In the past, rising oil prices have been blamed for the ongoing wave of airline bankruptcies in Europe, however, this time the cause may be an epidemiological threat.
An outbreak of coronavirus since the beginning of 2020 has already led to a slowdown in global economic growth. According to Oxford Economics, global GDP may decline by $1.1 trillion (1.3%) in 2020, in which case a recession will begin in the US and Eurozone economies.
Since the beginning of 2020, amid the spread of coronavirus, airlines around the world began to cut the route network, freeze investment and hiring. And the authorities of some countries notified airlines and tour operators about the entry ban for citizens of countries where the coronavirus was most active.
The disruption of supply chains and the decline in trade since the beginning of the year led to the departure of several freight carriers, such as the British CargoLogicAir and the Slovak ACG. Among passenger airlines, the first victim was the regional British company Flybe, which had long hung in the balance from bankruptcy.
The International Air Transport Association (IATA) estimated the reduction in airline traffic due to the virus outbreak at $63 billion. If the spread of the virus cannot be controlled, the losses will quadruple the initial estimate and reach $113 billion. Losses of the tourism industry in the EU alone can amount to more than 10 billion euros, this will inevitably lead to bankruptcies among tourism operators.
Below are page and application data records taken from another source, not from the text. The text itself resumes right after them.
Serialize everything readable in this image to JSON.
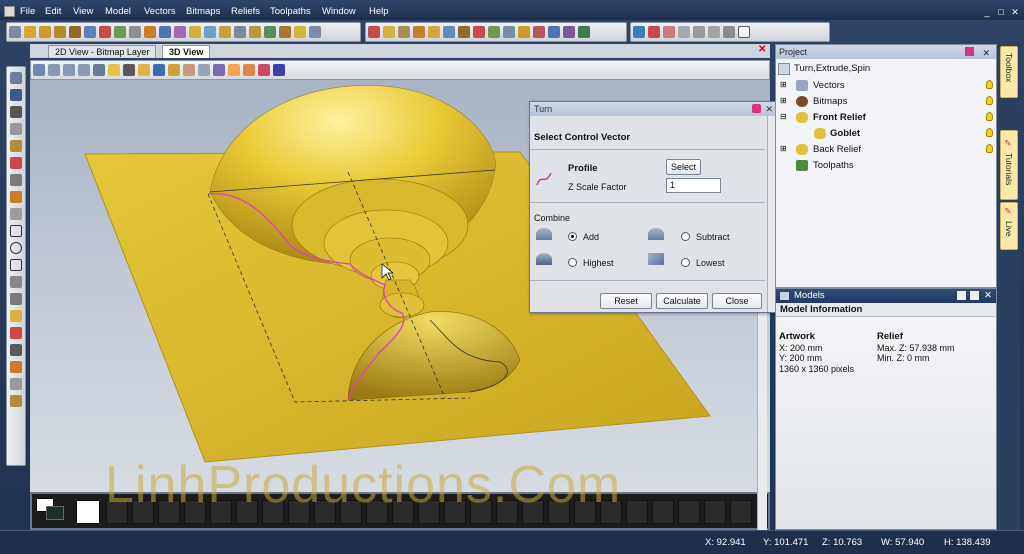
{
  "menu": [
    "File",
    "Edit",
    "View",
    "Model",
    "Vectors",
    "Bitmaps",
    "Reliefs",
    "Toolpaths",
    "Window",
    "Help"
  ],
  "tabs": [
    {
      "label": "2D View - Bitmap Layer"
    },
    {
      "label": "3D View"
    }
  ],
  "dialog": {
    "title": "Turn",
    "section": "Select Control Vector",
    "profile_label": "Profile",
    "select_button": "Select",
    "z_scale_label": "Z Scale Factor",
    "z_scale_value": "1",
    "combine_label": "Combine",
    "opt_add": "Add",
    "opt_subtract": "Subtract",
    "opt_highest": "Highest",
    "opt_lowest": "Lowest",
    "selected_option": "Add",
    "reset_button": "Reset",
    "calculate_button": "Calculate",
    "close_button": "Close"
  },
  "project": {
    "title": "Project",
    "root": "Turn,Extrude,Spin",
    "items": [
      "Vectors",
      "Bitmaps",
      "Front Relief",
      "Goblet",
      "Back Relief",
      "Toolpaths"
    ]
  },
  "models": {
    "title": "Models",
    "section": "Model Information",
    "artwork_heading": "Artwork",
    "artwork_x": "X: 200 mm",
    "artwork_y": "Y: 200 mm",
    "artwork_pixels": "1360 x 1360 pixels",
    "relief_heading": "Relief",
    "relief_max": "Max. Z: 57.938 mm",
    "relief_min": "Min. Z: 0 mm"
  },
  "sidetabs": [
    "Toolbox",
    "Tutorials",
    "Live"
  ],
  "status": {
    "x": "X: 92.941",
    "y": "Y: 101.471",
    "z": "Z: 10.763",
    "w": "W: 57.940",
    "h": "H: 138.439"
  },
  "watermark": "LinhProductions.Com",
  "colors": {
    "relief": "#e6c83a",
    "vector": "#e03dc8",
    "titlebar": "#1f3352"
  }
}
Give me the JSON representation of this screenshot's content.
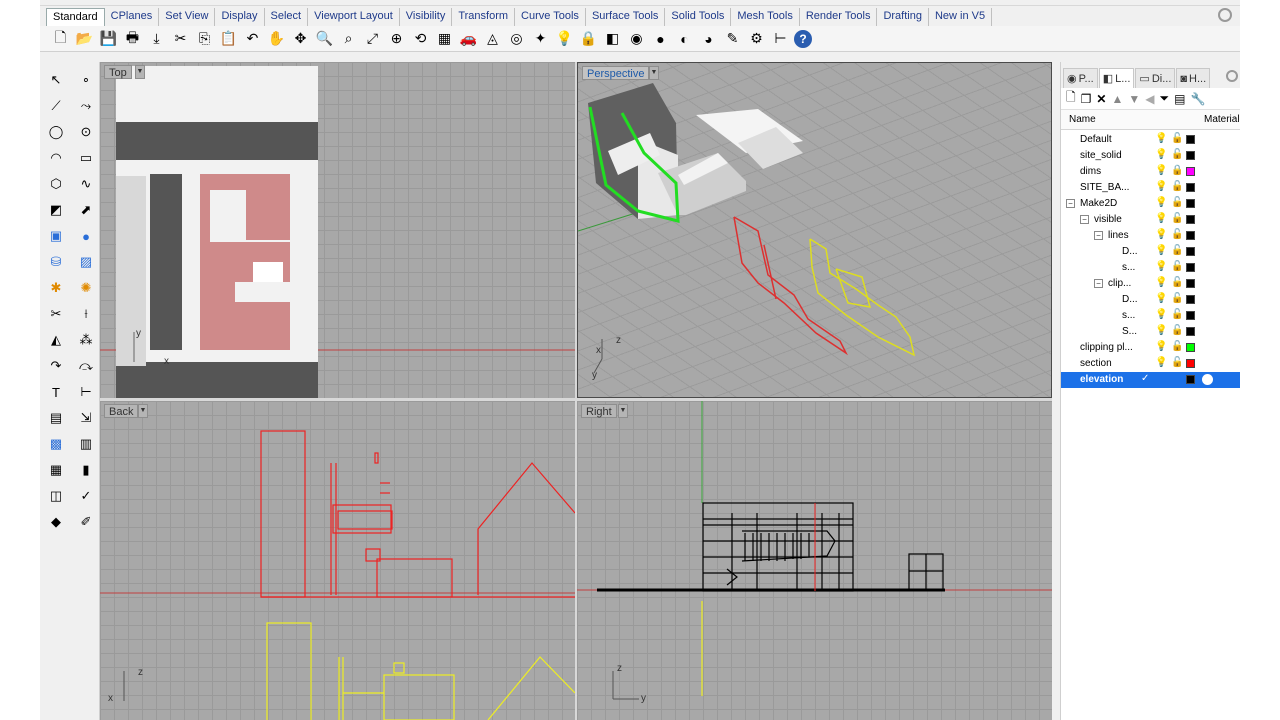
{
  "tabs": [
    "Standard",
    "CPlanes",
    "Set View",
    "Display",
    "Select",
    "Viewport Layout",
    "Visibility",
    "Transform",
    "Curve Tools",
    "Surface Tools",
    "Solid Tools",
    "Mesh Tools",
    "Render Tools",
    "Drafting",
    "New in V5"
  ],
  "active_tab": "Standard",
  "toolbar_icons": [
    "new-file-icon",
    "open-folder-icon",
    "save-icon",
    "print-icon",
    "import-icon",
    "cut-icon",
    "copy-icon",
    "paste-icon",
    "undo-icon",
    "pan-hand-icon",
    "move-icon",
    "zoom-icon",
    "zoom-window-icon",
    "zoom-extents-icon",
    "zoom-selected-icon",
    "rotate-view-icon",
    "grid-icon",
    "car-icon",
    "named-view-icon",
    "cplane-icon",
    "point-icon",
    "light-icon",
    "lock-icon",
    "layer-icon",
    "color-wheel-icon",
    "render-sphere-icon",
    "material-sphere-icon",
    "environment-sphere-icon",
    "options-icon",
    "gear-settings-icon",
    "dimension-icon",
    "help-icon"
  ],
  "viewports": {
    "top": "Top",
    "perspective": "Perspective",
    "back": "Back",
    "right": "Right"
  },
  "layers_panel": {
    "tabs": [
      "P...",
      "L...",
      "Di...",
      "H..."
    ],
    "col_name": "Name",
    "col_material": "Material",
    "layers": [
      {
        "name": "Default",
        "indent": 0,
        "color": "#000000"
      },
      {
        "name": "site_solid",
        "indent": 0,
        "color": "#000000"
      },
      {
        "name": "dims",
        "indent": 0,
        "color": "#ff00ff"
      },
      {
        "name": "SITE_BA...",
        "indent": 0,
        "color": "#000000"
      },
      {
        "name": "Make2D",
        "indent": 0,
        "color": "#000000",
        "expander": "⊟"
      },
      {
        "name": "visible",
        "indent": 1,
        "color": "#000000",
        "expander": "⊟"
      },
      {
        "name": "lines",
        "indent": 2,
        "color": "#000000",
        "expander": "⊟"
      },
      {
        "name": "D...",
        "indent": 3,
        "color": "#000000"
      },
      {
        "name": "s...",
        "indent": 3,
        "color": "#000000"
      },
      {
        "name": "clip...",
        "indent": 2,
        "color": "#000000",
        "expander": "⊟"
      },
      {
        "name": "D...",
        "indent": 3,
        "color": "#000000"
      },
      {
        "name": "s...",
        "indent": 3,
        "color": "#000000"
      },
      {
        "name": "S...",
        "indent": 3,
        "color": "#000000"
      },
      {
        "name": "clipping pl...",
        "indent": 0,
        "color": "#00ff00"
      },
      {
        "name": "section",
        "indent": 0,
        "color": "#ff0000"
      },
      {
        "name": "elevation",
        "indent": 0,
        "color": "#000000",
        "selected": true,
        "current": "✓"
      }
    ]
  },
  "axis_labels": {
    "top_y": "y",
    "top_x": "x",
    "persp_z": "z",
    "persp_x": "x",
    "persp_y": "y",
    "back_z": "z",
    "back_x": "x",
    "right_z": "z",
    "right_y": "y"
  }
}
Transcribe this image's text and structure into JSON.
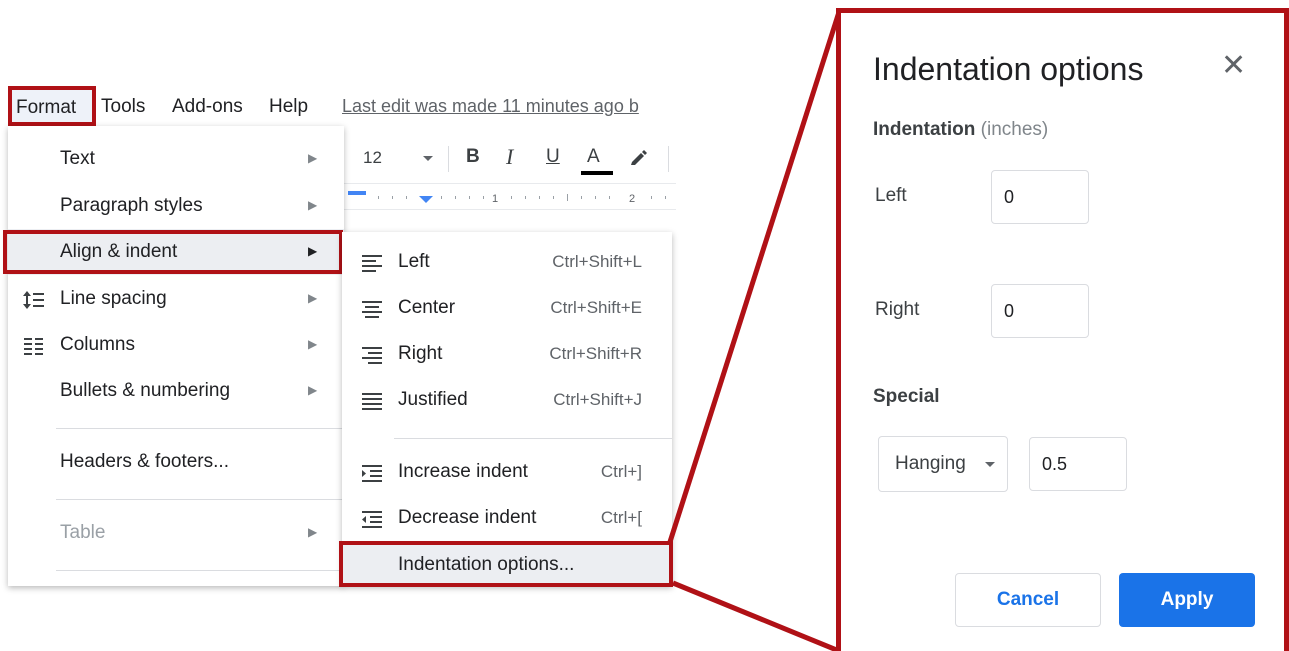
{
  "menubar": {
    "format": "Format",
    "tools": "Tools",
    "addons": "Add-ons",
    "help": "Help",
    "last_edit": "Last edit was made 11 minutes ago b"
  },
  "toolbar": {
    "font_size": "12",
    "bold": "B",
    "italic": "I",
    "underline": "U",
    "text_color": "A",
    "text_color_value": "#000000"
  },
  "ruler": {
    "mark_1": "1",
    "mark_2": "2"
  },
  "format_menu": {
    "items": [
      {
        "label": "Text",
        "submenu": true,
        "disabled": false
      },
      {
        "label": "Paragraph styles",
        "submenu": true,
        "disabled": false
      },
      {
        "label": "Align & indent",
        "submenu": true,
        "disabled": false,
        "highlighted": true
      },
      {
        "label": "Line spacing",
        "submenu": true,
        "icon": "line-spacing-icon",
        "disabled": false
      },
      {
        "label": "Columns",
        "submenu": true,
        "icon": "columns-icon",
        "disabled": false
      },
      {
        "label": "Bullets & numbering",
        "submenu": true,
        "disabled": false
      },
      {
        "label": "Headers & footers...",
        "submenu": false,
        "disabled": false
      },
      {
        "label": "Table",
        "submenu": true,
        "disabled": true
      }
    ]
  },
  "align_menu": {
    "items": [
      {
        "label": "Left",
        "shortcut": "Ctrl+Shift+L",
        "icon": "align-left-icon"
      },
      {
        "label": "Center",
        "shortcut": "Ctrl+Shift+E",
        "icon": "align-center-icon"
      },
      {
        "label": "Right",
        "shortcut": "Ctrl+Shift+R",
        "icon": "align-right-icon"
      },
      {
        "label": "Justified",
        "shortcut": "Ctrl+Shift+J",
        "icon": "align-justify-icon"
      },
      {
        "label": "Increase indent",
        "shortcut": "Ctrl+]",
        "icon": "indent-increase-icon"
      },
      {
        "label": "Decrease indent",
        "shortcut": "Ctrl+[",
        "icon": "indent-decrease-icon"
      },
      {
        "label": "Indentation options...",
        "shortcut": "",
        "highlighted": true
      }
    ]
  },
  "dialog": {
    "title": "Indentation options",
    "section": "Indentation",
    "section_unit": "(inches)",
    "left_label": "Left",
    "left_value": "0",
    "right_label": "Right",
    "right_value": "0",
    "special_label": "Special",
    "special_select": "Hanging",
    "special_value": "0.5",
    "cancel": "Cancel",
    "apply": "Apply"
  },
  "colors": {
    "highlight_border": "#b01116",
    "primary_blue": "#1a73e8"
  }
}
Many airlines so far do without reducing ticket prices, and reducing the route network allows them to cut costs in order to compensate for part of the losses from the fall in revenue.
A significant drop in oil prices and, consequently, on jet fuel will allow airlines to reduce costs and improve the balance of payments, and also use purchases hedge - that is, actually pay bills for jet fuel for the year ahead.
The higher the price of crude oil, the higher the cost of new aircraft created on the basis of new technological solutions. That is why a decrease in fuel prices will be associated with a higher credit risk for those investors who are inclined to buy a new generation of aircraft. Thus, a fall in oil prices will certainly lead to an increase in demand, and, accordingly, the cost of reliable older generation aircraft. All this can adversely affect the development of production programs for high-fuel-efficiency aircraft of the Boeing 737 MAX or Airbus A320neo family and lead to lower prices.
Thus, a drop in oil prices increases the investment attractiveness of older aircraft, and their reliability will allow airlines to partially compensate for losses in 2020 due to the consequences of an epidemiological threat.
Evgeny Mitelev, CEO